--- Action item ---
Each entry in the block below needs to be copied out exactly.

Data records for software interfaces

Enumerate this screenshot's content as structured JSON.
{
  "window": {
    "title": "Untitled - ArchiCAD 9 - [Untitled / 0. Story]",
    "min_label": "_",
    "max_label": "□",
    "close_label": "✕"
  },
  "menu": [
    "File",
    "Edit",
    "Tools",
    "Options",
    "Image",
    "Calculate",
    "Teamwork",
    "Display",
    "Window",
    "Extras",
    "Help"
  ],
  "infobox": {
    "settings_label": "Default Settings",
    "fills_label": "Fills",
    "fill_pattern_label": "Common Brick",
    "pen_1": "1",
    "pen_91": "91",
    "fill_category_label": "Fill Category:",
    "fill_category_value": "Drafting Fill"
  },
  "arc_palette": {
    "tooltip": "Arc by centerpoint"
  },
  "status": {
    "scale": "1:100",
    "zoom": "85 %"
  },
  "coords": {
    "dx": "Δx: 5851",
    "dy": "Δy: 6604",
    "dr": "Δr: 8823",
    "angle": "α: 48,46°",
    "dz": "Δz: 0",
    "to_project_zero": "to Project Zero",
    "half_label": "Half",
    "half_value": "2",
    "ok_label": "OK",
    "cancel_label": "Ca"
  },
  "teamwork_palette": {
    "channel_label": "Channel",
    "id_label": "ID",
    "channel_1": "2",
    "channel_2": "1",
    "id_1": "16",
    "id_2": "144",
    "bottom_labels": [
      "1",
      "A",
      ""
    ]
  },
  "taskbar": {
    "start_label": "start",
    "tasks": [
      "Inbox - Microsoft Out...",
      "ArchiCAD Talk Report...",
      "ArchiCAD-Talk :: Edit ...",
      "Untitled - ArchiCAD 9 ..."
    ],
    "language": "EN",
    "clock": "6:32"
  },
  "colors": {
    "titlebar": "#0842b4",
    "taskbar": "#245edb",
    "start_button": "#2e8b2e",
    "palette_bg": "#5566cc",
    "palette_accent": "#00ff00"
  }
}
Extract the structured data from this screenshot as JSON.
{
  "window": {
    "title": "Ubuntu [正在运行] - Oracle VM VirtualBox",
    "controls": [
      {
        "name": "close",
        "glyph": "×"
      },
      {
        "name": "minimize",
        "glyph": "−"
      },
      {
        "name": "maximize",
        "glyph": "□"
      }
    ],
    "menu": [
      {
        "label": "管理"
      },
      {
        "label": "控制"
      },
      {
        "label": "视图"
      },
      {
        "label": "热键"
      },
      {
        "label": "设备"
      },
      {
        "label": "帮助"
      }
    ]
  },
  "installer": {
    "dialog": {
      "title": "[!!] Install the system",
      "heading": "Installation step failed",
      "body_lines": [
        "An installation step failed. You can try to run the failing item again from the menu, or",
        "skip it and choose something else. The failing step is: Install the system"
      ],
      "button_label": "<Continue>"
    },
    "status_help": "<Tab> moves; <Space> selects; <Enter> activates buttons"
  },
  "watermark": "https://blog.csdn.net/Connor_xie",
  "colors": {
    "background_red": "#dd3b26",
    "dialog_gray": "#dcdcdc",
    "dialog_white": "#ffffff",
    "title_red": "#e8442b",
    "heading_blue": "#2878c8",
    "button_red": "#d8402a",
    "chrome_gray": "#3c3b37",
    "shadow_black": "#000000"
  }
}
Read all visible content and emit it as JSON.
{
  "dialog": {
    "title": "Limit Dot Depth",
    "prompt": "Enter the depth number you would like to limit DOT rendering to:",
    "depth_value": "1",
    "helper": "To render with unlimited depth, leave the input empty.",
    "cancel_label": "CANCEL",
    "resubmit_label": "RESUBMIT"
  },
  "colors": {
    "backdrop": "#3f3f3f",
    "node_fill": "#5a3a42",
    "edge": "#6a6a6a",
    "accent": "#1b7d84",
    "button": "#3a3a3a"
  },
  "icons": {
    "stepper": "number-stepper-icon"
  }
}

--- Result ---
Enumerate this screenshot's content as structured JSON.
{
  "window": {
    "title": "Untitled - ArchiCAD 9 - [Untitled / 0. Story]",
    "min_label": "_",
    "max_label": "□",
    "close_label": "✕"
  },
  "menu": [
    "File",
    "Edit",
    "Tools",
    "Options",
    "Image",
    "Calculate",
    "Teamwork",
    "Display",
    "Window",
    "Extras",
    "Help"
  ],
  "infobox": {
    "settings_label": "Default Settings",
    "fills_label": "Fills",
    "fill_pattern_label": "Common Brick",
    "pen_1": "1",
    "pen_91": "91",
    "fill_category_label": "Fill Category:",
    "fill_category_value": "Drafting Fill"
  },
  "arc_palette": {
    "tooltip": "Arc by centerpoint"
  },
  "status": {
    "scale": "1:100",
    "zoom": "85 %"
  },
  "coords": {
    "dx": "Δx: 5851",
    "dy": "Δy: 6604",
    "dr": "Δr: 8823",
    "angle": "α: 48,46°",
    "dz": "Δz: 0",
    "to_project_zero": "to Project Zero",
    "half_label": "Half",
    "half_value": "2",
    "ok_label": "OK",
    "cancel_label": "Ca"
  },
  "teamwork_palette": {
    "channel_label": "Channel",
    "id_label": "ID",
    "channel_1": "2",
    "channel_2": "1",
    "id_1": "16",
    "id_2": "144",
    "bottom_labels": [
      "1",
      "A",
      ""
    ]
  },
  "taskbar": {
    "start_label": "start",
    "tasks": [
      "Inbox - Microsoft Out...",
      "ArchiCAD Talk Report...",
      "ArchiCAD-Talk :: Edit ...",
      "Untitled - ArchiCAD 9 ..."
    ],
    "language": "EN",
    "clock": "6:32"
  },
  "colors": {
    "titlebar": "#0842b4",
    "taskbar": "#245edb",
    "start_button": "#2e8b2e",
    "palette_bg": "#5566cc",
    "palette_accent": "#00ff00"
  }
}
Extract the structured data from this screenshot as JSON.
{
  "window": {
    "title": "Ubuntu [正在运行] - Oracle VM VirtualBox",
    "controls": [
      {
        "name": "close",
        "glyph": "×"
      },
      {
        "name": "minimize",
        "glyph": "−"
      },
      {
        "name": "maximize",
        "glyph": "□"
      }
    ],
    "menu": [
      {
        "label": "管理"
      },
      {
        "label": "控制"
      },
      {
        "label": "视图"
      },
      {
        "label": "热键"
      },
      {
        "label": "设备"
      },
      {
        "label": "帮助"
      }
    ]
  },
  "installer": {
    "dialog": {
      "title": "[!!] Install the system",
      "heading": "Installation step failed",
      "body_lines": [
        "An installation step failed. You can try to run the failing item again from the menu, or",
        "skip it and choose something else. The failing step is: Install the system"
      ],
      "button_label": "<Continue>"
    },
    "status_help": "<Tab> moves; <Space> selects; <Enter> activates buttons"
  },
  "watermark": "https://blog.csdn.net/Connor_xie",
  "colors": {
    "background_red": "#dd3b26",
    "dialog_gray": "#dcdcdc",
    "dialog_white": "#ffffff",
    "title_red": "#e8442b",
    "heading_blue": "#2878c8",
    "button_red": "#d8402a",
    "chrome_gray": "#3c3b37",
    "shadow_black": "#000000"
  }
}
Read all visible content and emit it as JSON.
{
  "dialog": {
    "title": "Limit Dot Depth",
    "prompt": "Enter the depth number you would like to limit DOT rendering to:",
    "depth_value": "1",
    "helper": "To render with unlimited depth, leave the input empty.",
    "cancel_label": "CANCEL",
    "resubmit_label": "RESUBMIT"
  },
  "colors": {
    "backdrop": "#3f3f3f",
    "node_fill": "#5a3a42",
    "edge": "#6a6a6a",
    "accent": "#1b7d84",
    "button": "#3a3a3a"
  },
  "icons": {
    "stepper": "number-stepper-icon"
  }
}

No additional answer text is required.